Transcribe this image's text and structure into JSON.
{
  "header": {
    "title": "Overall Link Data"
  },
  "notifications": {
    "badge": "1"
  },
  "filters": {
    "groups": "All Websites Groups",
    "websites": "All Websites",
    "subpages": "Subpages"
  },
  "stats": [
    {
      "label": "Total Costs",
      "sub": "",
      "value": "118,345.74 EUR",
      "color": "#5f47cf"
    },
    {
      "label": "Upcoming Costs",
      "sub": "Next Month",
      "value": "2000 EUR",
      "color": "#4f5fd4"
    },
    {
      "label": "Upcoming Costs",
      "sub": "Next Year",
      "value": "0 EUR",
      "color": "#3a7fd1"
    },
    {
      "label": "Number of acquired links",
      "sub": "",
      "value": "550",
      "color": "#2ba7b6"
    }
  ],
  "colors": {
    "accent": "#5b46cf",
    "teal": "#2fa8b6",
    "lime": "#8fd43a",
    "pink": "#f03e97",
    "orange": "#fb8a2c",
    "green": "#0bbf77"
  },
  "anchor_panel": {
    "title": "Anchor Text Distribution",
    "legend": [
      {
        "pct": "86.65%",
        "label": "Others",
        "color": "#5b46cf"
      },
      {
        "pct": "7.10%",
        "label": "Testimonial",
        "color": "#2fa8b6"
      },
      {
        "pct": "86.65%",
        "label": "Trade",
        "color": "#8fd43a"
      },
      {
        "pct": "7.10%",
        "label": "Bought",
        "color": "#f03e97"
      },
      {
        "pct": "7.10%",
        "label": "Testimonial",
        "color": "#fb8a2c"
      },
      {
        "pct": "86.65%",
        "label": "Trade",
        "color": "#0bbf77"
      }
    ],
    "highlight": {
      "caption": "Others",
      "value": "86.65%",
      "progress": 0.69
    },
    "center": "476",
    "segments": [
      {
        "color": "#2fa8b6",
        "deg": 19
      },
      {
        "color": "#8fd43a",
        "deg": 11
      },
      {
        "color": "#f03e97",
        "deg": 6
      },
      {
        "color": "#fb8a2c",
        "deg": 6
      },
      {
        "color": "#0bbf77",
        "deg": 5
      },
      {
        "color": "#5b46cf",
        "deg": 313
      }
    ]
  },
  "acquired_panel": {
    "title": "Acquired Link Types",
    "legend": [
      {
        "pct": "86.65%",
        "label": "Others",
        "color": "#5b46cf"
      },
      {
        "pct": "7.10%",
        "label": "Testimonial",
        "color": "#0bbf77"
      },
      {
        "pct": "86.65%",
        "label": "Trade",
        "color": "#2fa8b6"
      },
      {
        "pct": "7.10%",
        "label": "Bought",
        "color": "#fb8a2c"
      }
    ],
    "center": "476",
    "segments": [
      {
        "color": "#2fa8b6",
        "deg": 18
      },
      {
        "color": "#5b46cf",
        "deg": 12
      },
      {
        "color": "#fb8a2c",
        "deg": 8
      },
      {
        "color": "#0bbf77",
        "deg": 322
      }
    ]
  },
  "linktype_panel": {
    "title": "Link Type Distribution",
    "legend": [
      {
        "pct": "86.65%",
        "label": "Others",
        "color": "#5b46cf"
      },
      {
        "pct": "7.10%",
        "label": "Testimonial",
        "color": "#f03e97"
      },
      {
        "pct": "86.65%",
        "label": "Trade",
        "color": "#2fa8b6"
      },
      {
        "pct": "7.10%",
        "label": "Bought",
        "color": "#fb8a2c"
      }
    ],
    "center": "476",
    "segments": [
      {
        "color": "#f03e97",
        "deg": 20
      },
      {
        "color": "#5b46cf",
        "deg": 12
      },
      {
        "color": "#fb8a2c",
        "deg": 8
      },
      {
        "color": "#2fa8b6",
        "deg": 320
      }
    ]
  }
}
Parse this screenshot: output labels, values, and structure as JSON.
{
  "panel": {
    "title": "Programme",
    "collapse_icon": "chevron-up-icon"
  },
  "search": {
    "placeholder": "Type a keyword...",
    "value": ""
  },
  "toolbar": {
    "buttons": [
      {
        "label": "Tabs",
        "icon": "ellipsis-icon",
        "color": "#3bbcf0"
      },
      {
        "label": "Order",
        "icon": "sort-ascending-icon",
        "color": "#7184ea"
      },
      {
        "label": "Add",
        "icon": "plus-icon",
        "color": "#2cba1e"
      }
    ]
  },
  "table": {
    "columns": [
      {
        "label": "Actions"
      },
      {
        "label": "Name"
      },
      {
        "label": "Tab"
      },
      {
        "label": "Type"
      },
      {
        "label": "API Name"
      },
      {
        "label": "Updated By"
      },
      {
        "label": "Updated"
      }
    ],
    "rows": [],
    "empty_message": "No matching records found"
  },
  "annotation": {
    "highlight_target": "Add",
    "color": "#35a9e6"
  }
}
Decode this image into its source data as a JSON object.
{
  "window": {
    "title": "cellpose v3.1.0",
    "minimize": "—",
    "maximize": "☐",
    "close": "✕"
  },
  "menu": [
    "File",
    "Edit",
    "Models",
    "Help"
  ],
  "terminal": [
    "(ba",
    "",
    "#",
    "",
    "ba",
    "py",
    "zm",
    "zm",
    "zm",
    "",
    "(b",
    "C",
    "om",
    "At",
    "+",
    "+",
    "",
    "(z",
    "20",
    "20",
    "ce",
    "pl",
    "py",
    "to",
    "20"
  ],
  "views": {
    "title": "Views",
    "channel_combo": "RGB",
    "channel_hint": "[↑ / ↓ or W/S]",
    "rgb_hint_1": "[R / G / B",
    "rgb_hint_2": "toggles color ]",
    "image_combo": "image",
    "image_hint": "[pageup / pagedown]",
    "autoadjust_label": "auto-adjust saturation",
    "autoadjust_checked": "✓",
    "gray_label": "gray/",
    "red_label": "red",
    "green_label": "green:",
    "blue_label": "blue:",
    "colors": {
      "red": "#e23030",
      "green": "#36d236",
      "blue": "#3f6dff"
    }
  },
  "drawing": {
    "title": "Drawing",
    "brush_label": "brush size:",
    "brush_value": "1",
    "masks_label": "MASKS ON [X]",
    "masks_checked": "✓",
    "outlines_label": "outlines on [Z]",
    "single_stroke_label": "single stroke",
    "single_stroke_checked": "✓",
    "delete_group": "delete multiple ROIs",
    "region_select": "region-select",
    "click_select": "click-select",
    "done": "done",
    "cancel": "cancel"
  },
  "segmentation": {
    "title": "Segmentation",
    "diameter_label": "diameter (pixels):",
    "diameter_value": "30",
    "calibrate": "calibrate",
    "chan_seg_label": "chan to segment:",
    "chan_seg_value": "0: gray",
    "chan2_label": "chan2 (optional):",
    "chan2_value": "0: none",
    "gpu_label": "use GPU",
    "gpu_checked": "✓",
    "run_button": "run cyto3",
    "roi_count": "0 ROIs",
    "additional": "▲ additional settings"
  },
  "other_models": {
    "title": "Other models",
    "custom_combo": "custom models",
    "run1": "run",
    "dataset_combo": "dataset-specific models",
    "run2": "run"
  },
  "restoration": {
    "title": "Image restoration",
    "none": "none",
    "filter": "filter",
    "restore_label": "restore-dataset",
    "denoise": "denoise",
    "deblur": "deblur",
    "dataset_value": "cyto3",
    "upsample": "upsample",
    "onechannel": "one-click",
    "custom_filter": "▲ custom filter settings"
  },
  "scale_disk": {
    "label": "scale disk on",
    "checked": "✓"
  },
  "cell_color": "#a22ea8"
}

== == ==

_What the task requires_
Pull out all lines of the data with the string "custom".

_Output below_
    "custom_combo": "custom models",
    "custom_filter": "▲ custom filter settings"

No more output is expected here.